Early in the third quarter, the Panthers went back to duo. This time they have a wider surface to the play side and no defenders outside of their widest blocker, meaning they can wash everybody who isn't getting double teamed straight down the line of scrimmage. Both Cominsky (79) and Melifonwu (26) get washed down inside, forcing the running back to bounce and go one-on-one with the corner. Typically a good tackler, Jeff Okudah (1) doesn't squeeze the play enough and lunges for a poor tackle attempt to allow the back to gain about 15 yards.
From the Panthers' point of view, this game was a godsend. They won't do anything close to this the rest of the way, but finding more of what works in the run game is imperative to keeping this operation running. The Panthers, quietly, have been ninth in offensive DVOA since Sam Darnold took over in Week 12. That has been largely thanks to an OK running back taking on the bulk of the workload, leaving Darnold to be a low-volume passer living off shot plays. How long that can hold, who knows, but it has worked for them lately, and seeing a boost from their run game might just be enough to keep the operation on schedule for the next two weeks to get a playoff berth.

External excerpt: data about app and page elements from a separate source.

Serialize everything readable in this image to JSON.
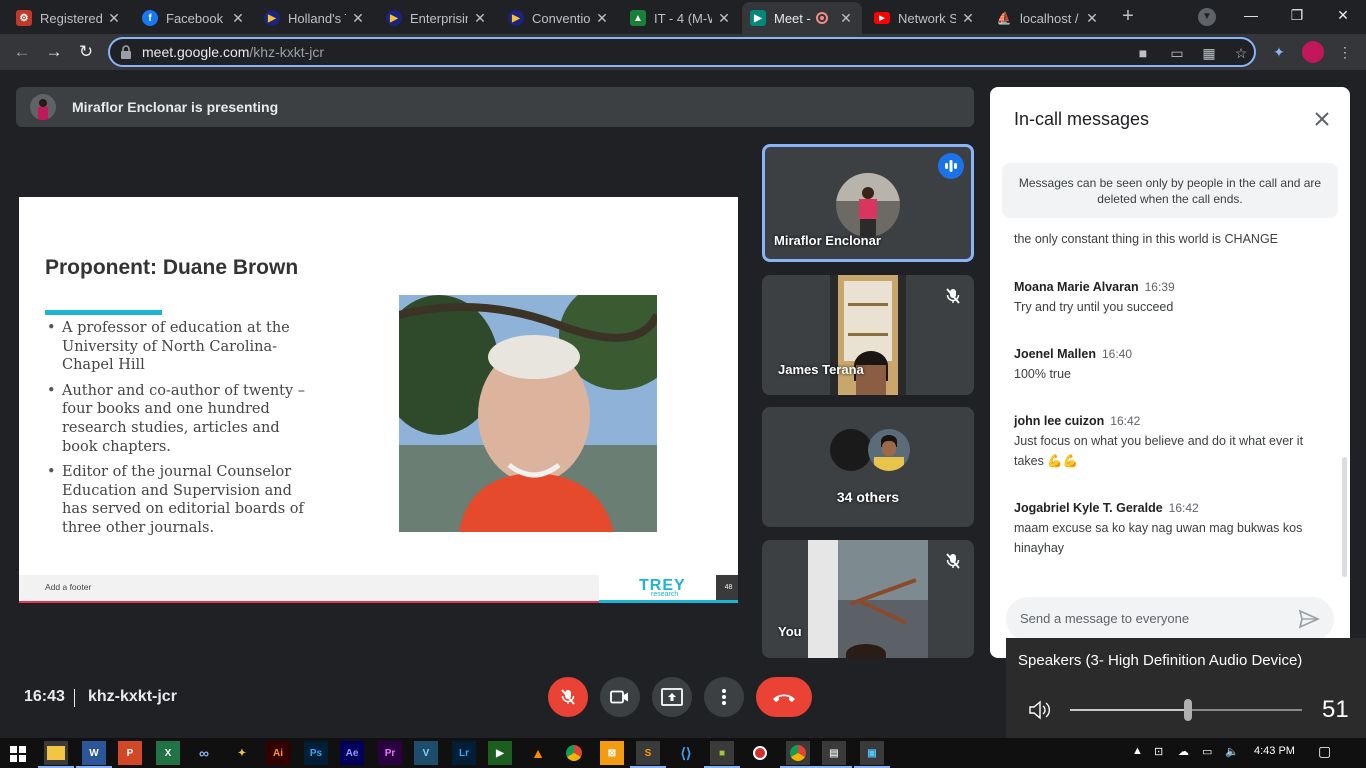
{
  "browser": {
    "tabs": [
      {
        "title": "Registered",
        "favicon": "registered-icon",
        "color": "#c0392b"
      },
      {
        "title": "Facebook",
        "favicon": "facebook-icon",
        "color": "#1877f2"
      },
      {
        "title": "Holland's T",
        "favicon": "playlist-icon",
        "color": "#1a237e"
      },
      {
        "title": "Enterprisin",
        "favicon": "playlist-icon",
        "color": "#1a237e"
      },
      {
        "title": "Convention",
        "favicon": "playlist-icon",
        "color": "#1a237e"
      },
      {
        "title": "IT - 4 (M-W",
        "favicon": "classroom-icon",
        "color": "#188038"
      },
      {
        "title": "Meet - ",
        "favicon": "meet-icon",
        "color": "#00897b"
      },
      {
        "title": "Network S",
        "favicon": "youtube-icon",
        "color": "#ff0000"
      },
      {
        "title": "localhost /",
        "favicon": "phpmyadmin-icon",
        "color": "#f29111"
      }
    ],
    "url_host": "meet.google.com",
    "url_path": "/khz-kxkt-jcr"
  },
  "meet": {
    "presenting_banner": "Miraflor Enclonar is presenting",
    "clock": "16:43",
    "meeting_code": "khz-kxkt-jcr",
    "tiles": {
      "presenter_name": "Miraflor Enclonar",
      "participant2_name": "James Terana",
      "others_label": "34 others",
      "self_label": "You"
    }
  },
  "slide": {
    "title": "Proponent: Duane Brown",
    "bullets": [
      "A professor of education at the University of North Carolina-Chapel Hill",
      "Author and co-author of twenty – four books and one hundred research studies, articles and book chapters.",
      "Editor of the journal Counselor Education and Supervision and has served on editorial boards of three other journals."
    ],
    "footer": "Add a footer",
    "logo_big": "TREY",
    "logo_small": "research",
    "page_number": "48"
  },
  "chat": {
    "header": "In-call messages",
    "notice": "Messages can be seen only by people in the call and are deleted when the call ends.",
    "partial_message": "the only constant thing in this world is CHANGE",
    "messages": [
      {
        "sender": "Moana Marie Alvaran",
        "time": "16:39",
        "text": "Try and try until you succeed"
      },
      {
        "sender": "Joenel Mallen",
        "time": "16:40",
        "text": "100% true"
      },
      {
        "sender": "john lee cuizon",
        "time": "16:42",
        "text": "Just focus on what you believe and do it what ever it takes 💪💪"
      },
      {
        "sender": "Jogabriel Kyle T. Geralde",
        "time": "16:42",
        "text": "maam excuse sa ko kay nag uwan mag bukwas kos hinayhay"
      }
    ],
    "input_placeholder": "Send a message to everyone"
  },
  "volume": {
    "device": "Speakers (3- High Definition Audio Device)",
    "level": 51
  },
  "taskbar": {
    "time": "4:43 PM"
  }
}
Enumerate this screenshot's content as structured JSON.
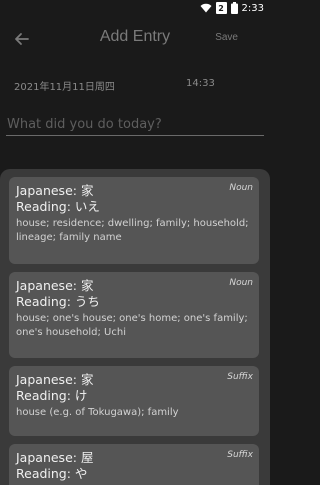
{
  "status_bar": {
    "time": "2:33",
    "sim": "2"
  },
  "app_bar": {
    "title": "Add Entry",
    "save_label": "Save"
  },
  "entry": {
    "date": "2021年11月11日周四",
    "time": "14:33",
    "placeholder": "What did you do today?"
  },
  "results": [
    {
      "japanese": "Japanese: 家",
      "reading": "Reading: いえ",
      "pos": "Noun",
      "meaning": "house; residence; dwelling; family; household; lineage; family name"
    },
    {
      "japanese": "Japanese: 家",
      "reading": "Reading: うち",
      "pos": "Noun",
      "meaning": "house; one's house; one's home; one's family; one's household; Uchi"
    },
    {
      "japanese": "Japanese: 家",
      "reading": "Reading: け",
      "pos": "Suffix",
      "meaning": "house (e.g. of Tokugawa); family"
    },
    {
      "japanese": "Japanese: 屋",
      "reading": "Reading: や",
      "pos": "Suffix",
      "meaning": ""
    }
  ],
  "colors": {
    "background": "#1a1a1a",
    "sheet": "#3a3a3a",
    "card": "#555555"
  }
}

For the Lions, it's a disaster. Run defense hasn't been a strength for the Lions for most of the year, but they have been better lately, at least until Saturday. Worse than that, for a team built on discipline and toughness and all of that good stuff, getting 320 yards on the ground hung on you in a do-or-die game is a pretty demoralizing look. They're supposed to be doing that to the Panthers, not the other way around. The loss also took the Lions from almost a coinflip's chance at the playoffs to just 21.6% with games against the Bears and a potential win-and-in game over the Packers on deck. The Lions couldn't really afford to lose this game, especially this way, considering the rest of the NFC playoff contenders that could be waiting for them are some of the best rushing offenses in the league.
This game could have cleared up the NFC playoff picture, but instead it only muddied things up even more. The Panthers inched closer to a division title and the Lions put themselves in a position to need more of a miracle than they already did. Maybe the result of this game won't matter when both teams get knocked out in the end, but it was a fun and bewildering wrench thrown into the final stretch of the playoff push.
2 comments, Last at 29 Dec 2022, 1:03pm
#2 by Joey-Harringto… // Dec 29, 2022 - 1:03pm
If they re-structured his contract to an Andy Dalton type contract (the one Dalton signed in the early 2010s), I wouldn't hate it (although would still prefer to take a swing in the draft). The problem is that those middle-class QB contracts have kind of gone away.
The LBs had been playing much better as of late (especially rookie Malcolm Rodriguez). This was an uncharacteristically horrific game for them. But yea, I agree they should pour more resources into their defense.